- How to complete this task -
Wherever a line in the records contains the word "name", return that line.

[Records from a dataset]

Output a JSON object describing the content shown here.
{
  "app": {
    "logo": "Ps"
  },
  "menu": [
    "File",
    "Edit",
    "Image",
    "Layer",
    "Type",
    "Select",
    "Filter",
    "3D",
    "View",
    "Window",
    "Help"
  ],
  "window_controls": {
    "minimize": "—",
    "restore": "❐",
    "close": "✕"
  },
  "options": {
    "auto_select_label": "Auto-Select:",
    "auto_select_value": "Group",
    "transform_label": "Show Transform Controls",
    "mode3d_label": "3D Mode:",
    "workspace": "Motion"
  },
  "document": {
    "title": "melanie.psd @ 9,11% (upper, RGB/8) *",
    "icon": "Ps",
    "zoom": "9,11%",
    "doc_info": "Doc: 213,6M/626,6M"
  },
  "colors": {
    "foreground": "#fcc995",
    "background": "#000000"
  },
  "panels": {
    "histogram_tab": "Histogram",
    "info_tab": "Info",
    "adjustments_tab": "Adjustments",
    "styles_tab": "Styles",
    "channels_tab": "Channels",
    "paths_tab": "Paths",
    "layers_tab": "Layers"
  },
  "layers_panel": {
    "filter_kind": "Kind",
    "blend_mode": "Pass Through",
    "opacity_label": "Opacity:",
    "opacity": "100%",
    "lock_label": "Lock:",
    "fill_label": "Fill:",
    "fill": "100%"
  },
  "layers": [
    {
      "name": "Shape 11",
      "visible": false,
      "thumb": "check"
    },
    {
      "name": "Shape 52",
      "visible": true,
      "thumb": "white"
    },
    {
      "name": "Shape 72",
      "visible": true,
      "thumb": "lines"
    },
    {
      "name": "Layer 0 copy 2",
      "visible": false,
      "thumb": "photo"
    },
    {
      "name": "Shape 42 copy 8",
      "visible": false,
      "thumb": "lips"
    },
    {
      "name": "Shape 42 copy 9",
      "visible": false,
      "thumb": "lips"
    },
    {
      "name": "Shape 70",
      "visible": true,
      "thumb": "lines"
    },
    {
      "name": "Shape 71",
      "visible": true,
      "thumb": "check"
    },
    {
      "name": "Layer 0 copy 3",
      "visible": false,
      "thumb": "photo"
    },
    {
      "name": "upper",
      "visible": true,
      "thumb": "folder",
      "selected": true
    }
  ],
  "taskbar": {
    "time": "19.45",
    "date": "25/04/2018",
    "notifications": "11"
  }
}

- Written answer -
      "name": "Shape 11",
      "name": "Shape 52",
      "name": "Shape 72",
      "name": "Layer 0 copy 2",
      "name": "Shape 42 copy 8",
      "name": "Shape 42 copy 9",
      "name": "Shape 70",
      "name": "Shape 71",
      "name": "Layer 0 copy 3",
      "name": "upper",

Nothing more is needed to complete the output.